Tamang’s high-tech reporting is a lifesaving revolution in a rural economy where roughly 87 percent of households keep some form of livestock. Tamang reported on the livestock health of her entire village of Kimtang, which includes about 80 households in Nepal’s Nuwakot District, as part of a project led by biomedical sciences Professor Richard Bowen and funded by the United States Agency for International Development. The project empowered women to improve the detection and control of livestock diseases in rural areas.

“Seventy percent of all livestock-related work in Nepal is carried out by women,” said Renu Shakya, a Kathmandu-based researcher, lecturer at Tribhuvan University, and co-leader of the project. “Nepal depends heavily on livestock production for food security and livelihoods, and there is a need for better livestock health in many of these remote villages.”

Empower and educate

The project recruited 15 women from different villages scattered throughout the districts of Nuwakot and Dhading in Nepal and trained them to use a smartphone app designed by Bowen. The women used the app to contribute to a rapid reporting and response network for livestock disease outbreaks in rural areas. They all owned livestock and ranged in age from 20 to 30 years old. Most of them already had their own smartphones and were able to quickly learn and become familiar with the app’s software.

The hugely successful yearlong pilot project, which ended in Spring 2018, generated 1,042 disease reports and led to the quick control of a major hemorrhagic septicemia outbreak in cows and buffalo that occurred in the Nuwakot District. Because of the rapid reporting system, officials were able to immediately start vaccinations to control the outbreak.

Farmer and oxen plow fields in Nepal. Mountains in background.
Livestock and agriculture are the primary economic activities in Kimtang, a village of 80 households in the hilly Nuwakot District of Nepal. 70% of all livestock-related work in Nepal is done by women. (Photograph by Narendra Shrestha)

Over the course of the project, the women’s communities began to look to them as leaders who could provide valuable guidance for dealing with sick livestock. Tamang often found herself in the position of being asked for advice or prescriptions that she could not give.

“As the villagers’ expectations grew, many of the women felt the need to learn more,” Shakya said.

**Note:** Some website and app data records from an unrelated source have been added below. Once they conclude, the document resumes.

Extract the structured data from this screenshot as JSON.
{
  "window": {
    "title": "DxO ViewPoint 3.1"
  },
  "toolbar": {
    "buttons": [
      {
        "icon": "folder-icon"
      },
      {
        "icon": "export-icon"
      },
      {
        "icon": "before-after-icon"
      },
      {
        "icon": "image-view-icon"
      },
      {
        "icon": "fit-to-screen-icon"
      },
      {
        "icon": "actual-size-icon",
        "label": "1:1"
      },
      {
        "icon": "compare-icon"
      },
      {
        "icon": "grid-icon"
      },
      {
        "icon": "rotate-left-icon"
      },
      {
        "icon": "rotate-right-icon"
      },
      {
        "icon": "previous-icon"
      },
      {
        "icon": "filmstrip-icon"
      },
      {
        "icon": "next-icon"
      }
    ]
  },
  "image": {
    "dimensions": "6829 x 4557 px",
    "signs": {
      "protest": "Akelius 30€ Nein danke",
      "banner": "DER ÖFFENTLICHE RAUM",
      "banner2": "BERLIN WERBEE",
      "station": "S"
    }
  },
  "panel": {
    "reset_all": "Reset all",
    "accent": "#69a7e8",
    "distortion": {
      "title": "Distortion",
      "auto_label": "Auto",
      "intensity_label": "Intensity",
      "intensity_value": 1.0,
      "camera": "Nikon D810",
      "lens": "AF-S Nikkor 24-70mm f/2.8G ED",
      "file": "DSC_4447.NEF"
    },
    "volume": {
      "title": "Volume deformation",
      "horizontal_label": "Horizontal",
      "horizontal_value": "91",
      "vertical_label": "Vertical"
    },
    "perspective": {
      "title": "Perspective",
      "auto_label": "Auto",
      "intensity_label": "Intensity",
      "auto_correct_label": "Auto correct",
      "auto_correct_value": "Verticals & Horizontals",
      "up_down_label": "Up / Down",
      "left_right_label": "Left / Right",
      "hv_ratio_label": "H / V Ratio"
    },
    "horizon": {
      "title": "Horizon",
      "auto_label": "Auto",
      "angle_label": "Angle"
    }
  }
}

In addition to serving as the official reporters for animal health in their communities, the women received trainings on livestock disease identification and prevention. The project also provided livestock health outreach programs in schools to spark interest and engagement among local youth.

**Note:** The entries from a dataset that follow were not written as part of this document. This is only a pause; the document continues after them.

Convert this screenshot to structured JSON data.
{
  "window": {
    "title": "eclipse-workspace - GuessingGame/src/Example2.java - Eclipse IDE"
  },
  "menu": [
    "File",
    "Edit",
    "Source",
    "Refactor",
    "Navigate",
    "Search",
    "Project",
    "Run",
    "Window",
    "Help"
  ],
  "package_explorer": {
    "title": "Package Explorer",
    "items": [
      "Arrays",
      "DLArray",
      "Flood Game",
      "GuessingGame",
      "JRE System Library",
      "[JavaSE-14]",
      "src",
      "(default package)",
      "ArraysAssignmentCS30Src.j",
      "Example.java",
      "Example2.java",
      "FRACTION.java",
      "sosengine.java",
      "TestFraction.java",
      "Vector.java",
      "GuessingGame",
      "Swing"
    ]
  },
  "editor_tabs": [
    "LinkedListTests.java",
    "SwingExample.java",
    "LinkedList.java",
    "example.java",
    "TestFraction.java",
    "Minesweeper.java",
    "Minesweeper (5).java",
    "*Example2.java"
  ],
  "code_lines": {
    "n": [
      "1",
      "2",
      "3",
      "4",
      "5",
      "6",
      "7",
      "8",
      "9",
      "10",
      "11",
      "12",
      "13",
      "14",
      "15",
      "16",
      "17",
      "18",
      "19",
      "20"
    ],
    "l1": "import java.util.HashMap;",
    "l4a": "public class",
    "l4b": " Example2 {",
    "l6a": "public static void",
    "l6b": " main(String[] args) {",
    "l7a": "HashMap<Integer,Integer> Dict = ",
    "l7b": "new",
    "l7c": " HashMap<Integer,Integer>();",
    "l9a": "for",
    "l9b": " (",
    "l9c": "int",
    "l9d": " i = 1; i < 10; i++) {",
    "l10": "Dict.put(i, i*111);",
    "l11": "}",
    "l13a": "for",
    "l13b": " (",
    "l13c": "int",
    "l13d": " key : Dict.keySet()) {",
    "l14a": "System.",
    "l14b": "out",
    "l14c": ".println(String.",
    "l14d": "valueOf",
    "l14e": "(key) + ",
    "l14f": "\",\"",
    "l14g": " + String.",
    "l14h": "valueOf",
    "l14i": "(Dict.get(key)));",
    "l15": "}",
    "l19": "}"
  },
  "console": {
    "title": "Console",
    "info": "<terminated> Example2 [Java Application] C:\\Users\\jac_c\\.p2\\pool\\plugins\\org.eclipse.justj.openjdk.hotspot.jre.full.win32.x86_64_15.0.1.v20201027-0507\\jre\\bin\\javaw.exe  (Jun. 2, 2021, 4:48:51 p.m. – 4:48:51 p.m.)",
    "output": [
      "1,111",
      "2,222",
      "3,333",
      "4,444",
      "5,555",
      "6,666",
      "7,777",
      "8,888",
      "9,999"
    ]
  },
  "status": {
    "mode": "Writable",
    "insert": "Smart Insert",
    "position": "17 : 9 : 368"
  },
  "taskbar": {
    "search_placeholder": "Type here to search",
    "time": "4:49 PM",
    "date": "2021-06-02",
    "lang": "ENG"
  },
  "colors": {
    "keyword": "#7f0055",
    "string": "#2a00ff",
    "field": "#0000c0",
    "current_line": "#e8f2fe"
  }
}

“The women took pride in their work and earned a great deal of trust and respect from their communities,” Shakya said. “All of them have asked me when they can start reporting again.”

Tamang’s experience with the project led her to begin formal training as a village animal health worker. She hopes to eventually open a small animal care clinic in Kimtang.

“This project has been very beneficial for me and my community,” Tamang said. “It inspired me to pursue education, so that I can prescribe basic medications to farmers in my community and help them get quick treatment for their sick animals.”

Flip the status quo

The idea for the project originally came from Bowen’s time as the director of a USAID livestock innovation lab, which frequently sent him to work in Nepal. He learned that the government was often unaware when livestock outbreaks occurred, particularly in rural areas where veterinary care is lacking.

Nepali women and children smile for a group photos in front of a brown house
Project co-leader Renu Shakya (far right) recruited and trained 15 women who served as animal health reporters for their communities.

“Most countries, including the U.S., have a top-down model for controlling disease where government authorities are the ones who monitor things,” Bowen said. “The idea with this project was to flip that and try a bottom-up approach.”

“The Nepali government loves the system and wants us to scale it up,” Bowen said. “It was very successful, but there is more work to be done. We now need to work on the response infrastructure.”

Bowen and his USAID collaborators are currently looking for partners to help support the continuation and expansion of the project and would like to eventually see the system used in other countries as well.

“This was a very important project and we need more of them,” Shakya said. “When women are empowered and serving their communities at the same time, it benefits the entire country.”